C|Net has an interview with Intel's General Manager of the Digital Enterprise Group, Pat Gelsinger, on-line today. Pat talks about the convergence of the Itanium and Xeon platforms, the projected life-span of hafnium and metal gate transistors, and the heterogeneous versus homogeneous multicore debate going on within Intel.
I expect that debate to be going until 2020, and I expect--in my crystal ball--different market segments coming to different conclusions in that discussion. You can clearly envision--and this is an easier discussion to have after IDF (Intel Developer Forum) than it is today, so we'll have to have the next installment of this discussion after April 17--but you can see the lower end of the product line having homogeneous, little cores.
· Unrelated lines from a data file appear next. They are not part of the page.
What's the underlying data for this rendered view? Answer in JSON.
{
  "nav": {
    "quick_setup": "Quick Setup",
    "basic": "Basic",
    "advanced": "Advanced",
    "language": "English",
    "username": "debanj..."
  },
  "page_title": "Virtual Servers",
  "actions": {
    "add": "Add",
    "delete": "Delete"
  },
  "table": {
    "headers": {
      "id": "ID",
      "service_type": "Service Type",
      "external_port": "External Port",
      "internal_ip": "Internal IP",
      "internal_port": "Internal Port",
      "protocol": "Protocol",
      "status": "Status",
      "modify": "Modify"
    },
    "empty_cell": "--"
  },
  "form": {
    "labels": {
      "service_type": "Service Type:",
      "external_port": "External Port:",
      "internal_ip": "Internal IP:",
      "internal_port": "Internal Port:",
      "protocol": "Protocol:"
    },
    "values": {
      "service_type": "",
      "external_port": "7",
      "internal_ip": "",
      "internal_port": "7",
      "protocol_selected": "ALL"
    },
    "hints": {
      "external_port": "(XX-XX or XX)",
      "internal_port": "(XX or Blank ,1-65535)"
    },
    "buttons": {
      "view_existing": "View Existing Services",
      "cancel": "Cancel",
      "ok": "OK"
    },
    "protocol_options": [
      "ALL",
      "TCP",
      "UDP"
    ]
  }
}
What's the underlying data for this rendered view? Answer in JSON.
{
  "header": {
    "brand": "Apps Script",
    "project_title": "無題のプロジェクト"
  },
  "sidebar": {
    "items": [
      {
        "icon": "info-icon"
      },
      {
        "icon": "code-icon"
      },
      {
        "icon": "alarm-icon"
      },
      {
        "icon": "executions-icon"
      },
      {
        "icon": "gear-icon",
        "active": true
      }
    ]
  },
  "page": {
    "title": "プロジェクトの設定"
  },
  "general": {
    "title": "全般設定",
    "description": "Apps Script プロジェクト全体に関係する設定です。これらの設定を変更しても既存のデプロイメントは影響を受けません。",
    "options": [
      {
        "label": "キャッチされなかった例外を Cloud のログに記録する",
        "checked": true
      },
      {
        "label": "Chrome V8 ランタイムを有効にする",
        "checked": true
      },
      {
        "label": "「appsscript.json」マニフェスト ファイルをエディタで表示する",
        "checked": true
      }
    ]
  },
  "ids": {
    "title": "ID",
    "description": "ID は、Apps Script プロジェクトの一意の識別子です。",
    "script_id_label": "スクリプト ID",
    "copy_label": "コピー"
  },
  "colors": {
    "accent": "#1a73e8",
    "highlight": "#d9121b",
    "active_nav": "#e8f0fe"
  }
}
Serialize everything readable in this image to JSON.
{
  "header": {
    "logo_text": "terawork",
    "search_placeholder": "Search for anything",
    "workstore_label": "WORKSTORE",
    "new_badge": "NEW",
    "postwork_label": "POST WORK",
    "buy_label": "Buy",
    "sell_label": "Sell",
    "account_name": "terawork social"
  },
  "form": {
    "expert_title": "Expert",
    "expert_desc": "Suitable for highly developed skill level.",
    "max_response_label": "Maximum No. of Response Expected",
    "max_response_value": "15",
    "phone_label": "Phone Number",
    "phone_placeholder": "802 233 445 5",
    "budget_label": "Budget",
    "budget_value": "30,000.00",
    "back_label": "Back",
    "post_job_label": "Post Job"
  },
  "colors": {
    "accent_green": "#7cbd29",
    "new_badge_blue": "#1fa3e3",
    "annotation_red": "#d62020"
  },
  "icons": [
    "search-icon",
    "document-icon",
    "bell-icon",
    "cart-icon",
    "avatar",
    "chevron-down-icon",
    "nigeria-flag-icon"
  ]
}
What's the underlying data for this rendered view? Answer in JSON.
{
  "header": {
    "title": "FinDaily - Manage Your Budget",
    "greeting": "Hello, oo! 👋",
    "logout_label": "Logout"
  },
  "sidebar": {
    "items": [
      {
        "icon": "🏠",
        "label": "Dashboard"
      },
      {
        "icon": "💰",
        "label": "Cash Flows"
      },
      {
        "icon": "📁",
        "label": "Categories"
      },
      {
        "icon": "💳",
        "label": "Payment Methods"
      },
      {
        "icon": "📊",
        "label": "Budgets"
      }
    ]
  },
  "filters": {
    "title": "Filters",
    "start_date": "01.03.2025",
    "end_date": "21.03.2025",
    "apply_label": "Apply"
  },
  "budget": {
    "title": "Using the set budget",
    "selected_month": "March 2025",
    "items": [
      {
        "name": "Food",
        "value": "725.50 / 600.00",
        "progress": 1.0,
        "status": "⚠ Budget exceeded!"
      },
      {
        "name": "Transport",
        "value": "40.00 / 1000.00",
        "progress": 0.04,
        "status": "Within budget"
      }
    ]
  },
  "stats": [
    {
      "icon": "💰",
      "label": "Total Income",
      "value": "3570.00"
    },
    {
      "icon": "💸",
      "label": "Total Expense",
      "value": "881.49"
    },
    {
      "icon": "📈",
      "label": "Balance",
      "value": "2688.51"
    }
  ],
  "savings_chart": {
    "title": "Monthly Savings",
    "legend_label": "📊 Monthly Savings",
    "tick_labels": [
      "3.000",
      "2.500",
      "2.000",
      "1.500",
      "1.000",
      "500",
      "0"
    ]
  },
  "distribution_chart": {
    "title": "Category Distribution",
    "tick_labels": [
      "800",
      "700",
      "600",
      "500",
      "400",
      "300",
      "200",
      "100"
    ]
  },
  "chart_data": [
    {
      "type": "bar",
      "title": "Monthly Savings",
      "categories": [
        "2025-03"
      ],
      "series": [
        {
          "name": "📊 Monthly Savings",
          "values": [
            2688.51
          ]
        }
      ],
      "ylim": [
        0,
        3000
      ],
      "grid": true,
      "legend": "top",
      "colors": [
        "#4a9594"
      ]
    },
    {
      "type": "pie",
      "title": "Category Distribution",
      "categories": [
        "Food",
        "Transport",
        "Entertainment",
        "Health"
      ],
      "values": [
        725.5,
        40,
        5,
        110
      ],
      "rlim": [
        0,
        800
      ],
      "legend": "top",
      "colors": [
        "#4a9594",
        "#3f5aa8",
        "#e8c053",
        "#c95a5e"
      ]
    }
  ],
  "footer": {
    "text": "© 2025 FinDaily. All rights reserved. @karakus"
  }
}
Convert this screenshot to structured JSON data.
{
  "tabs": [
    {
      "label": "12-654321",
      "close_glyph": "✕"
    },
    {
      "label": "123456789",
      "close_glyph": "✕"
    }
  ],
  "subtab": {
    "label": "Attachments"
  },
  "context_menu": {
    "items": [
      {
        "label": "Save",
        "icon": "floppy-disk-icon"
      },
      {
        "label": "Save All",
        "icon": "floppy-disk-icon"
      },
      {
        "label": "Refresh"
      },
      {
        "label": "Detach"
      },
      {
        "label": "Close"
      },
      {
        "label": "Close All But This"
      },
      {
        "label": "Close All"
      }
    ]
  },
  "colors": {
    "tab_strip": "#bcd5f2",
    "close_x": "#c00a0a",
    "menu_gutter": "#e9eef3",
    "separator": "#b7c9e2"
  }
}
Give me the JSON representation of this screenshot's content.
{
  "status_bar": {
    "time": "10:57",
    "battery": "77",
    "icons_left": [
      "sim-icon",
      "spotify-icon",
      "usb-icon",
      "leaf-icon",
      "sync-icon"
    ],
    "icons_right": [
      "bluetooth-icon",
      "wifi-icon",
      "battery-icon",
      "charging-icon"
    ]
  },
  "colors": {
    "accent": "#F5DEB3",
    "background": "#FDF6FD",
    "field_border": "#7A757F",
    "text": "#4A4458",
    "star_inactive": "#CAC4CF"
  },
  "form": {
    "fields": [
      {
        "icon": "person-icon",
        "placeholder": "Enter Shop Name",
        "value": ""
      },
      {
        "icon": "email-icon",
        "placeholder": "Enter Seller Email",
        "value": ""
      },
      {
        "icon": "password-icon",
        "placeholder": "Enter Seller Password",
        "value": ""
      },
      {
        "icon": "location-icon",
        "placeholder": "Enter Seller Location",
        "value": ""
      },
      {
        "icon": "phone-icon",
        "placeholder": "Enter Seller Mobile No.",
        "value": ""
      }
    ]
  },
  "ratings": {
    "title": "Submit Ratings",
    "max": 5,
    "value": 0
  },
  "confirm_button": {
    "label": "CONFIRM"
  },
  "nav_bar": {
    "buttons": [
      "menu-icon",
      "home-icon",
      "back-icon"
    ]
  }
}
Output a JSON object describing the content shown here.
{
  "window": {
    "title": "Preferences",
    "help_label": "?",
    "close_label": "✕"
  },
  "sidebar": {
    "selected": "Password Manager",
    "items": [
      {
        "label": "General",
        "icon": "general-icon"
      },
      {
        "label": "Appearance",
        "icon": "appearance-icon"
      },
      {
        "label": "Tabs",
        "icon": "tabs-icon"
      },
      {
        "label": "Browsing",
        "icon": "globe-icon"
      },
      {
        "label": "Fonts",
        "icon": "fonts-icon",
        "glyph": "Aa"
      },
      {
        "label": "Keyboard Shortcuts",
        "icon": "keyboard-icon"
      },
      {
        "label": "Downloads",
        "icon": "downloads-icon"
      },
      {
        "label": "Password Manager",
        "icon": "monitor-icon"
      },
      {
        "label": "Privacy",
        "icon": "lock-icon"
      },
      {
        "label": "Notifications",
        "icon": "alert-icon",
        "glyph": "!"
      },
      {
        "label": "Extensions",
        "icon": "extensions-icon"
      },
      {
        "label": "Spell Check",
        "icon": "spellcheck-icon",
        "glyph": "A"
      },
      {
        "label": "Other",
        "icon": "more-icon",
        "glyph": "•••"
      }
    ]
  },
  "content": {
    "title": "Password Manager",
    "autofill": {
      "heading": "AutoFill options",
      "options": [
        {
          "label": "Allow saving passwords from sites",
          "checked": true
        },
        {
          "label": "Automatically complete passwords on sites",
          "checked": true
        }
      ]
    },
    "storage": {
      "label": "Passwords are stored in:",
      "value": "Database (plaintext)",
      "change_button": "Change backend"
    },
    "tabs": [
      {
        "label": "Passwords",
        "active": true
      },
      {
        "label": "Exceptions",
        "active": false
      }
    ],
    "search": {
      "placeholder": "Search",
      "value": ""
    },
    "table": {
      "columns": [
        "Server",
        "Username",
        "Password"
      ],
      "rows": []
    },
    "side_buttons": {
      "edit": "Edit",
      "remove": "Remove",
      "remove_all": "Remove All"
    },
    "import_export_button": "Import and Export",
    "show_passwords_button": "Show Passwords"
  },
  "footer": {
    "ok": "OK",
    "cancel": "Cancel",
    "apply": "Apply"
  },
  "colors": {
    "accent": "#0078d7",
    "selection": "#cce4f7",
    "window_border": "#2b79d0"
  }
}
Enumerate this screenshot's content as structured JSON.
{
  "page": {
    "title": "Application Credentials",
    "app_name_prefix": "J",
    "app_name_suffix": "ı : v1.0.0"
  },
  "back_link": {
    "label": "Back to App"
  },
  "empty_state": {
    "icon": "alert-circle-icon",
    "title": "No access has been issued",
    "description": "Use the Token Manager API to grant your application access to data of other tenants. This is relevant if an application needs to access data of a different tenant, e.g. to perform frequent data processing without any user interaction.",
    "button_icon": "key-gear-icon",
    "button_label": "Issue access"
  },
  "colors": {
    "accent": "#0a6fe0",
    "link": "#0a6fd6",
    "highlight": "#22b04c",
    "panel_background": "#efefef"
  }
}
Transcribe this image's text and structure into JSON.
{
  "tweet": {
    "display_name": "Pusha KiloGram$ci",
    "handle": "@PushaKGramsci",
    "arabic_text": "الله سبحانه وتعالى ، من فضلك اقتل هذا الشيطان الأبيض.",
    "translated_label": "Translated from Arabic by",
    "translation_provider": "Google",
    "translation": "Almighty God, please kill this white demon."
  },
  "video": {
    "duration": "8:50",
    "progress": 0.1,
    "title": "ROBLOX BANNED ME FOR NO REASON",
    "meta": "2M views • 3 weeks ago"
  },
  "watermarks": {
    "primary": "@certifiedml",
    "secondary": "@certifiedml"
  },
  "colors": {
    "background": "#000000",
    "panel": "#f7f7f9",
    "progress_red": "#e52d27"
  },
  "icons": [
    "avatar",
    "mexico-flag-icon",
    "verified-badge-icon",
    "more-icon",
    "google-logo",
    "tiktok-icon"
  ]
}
You could imagine the midrange of the product saying: "We need some big cores, for performance, but little cores are more efficient for certain portions of the workload." You can imagine some embedded applications where you have big cores but with some special-purpose cores for other, specific applications, maybe XML acceleration or packet processing or other things like that--a range of building blocks, from little cores to big cores to special purpose cores. You now have a fabric of choices to mix and match for the market segment.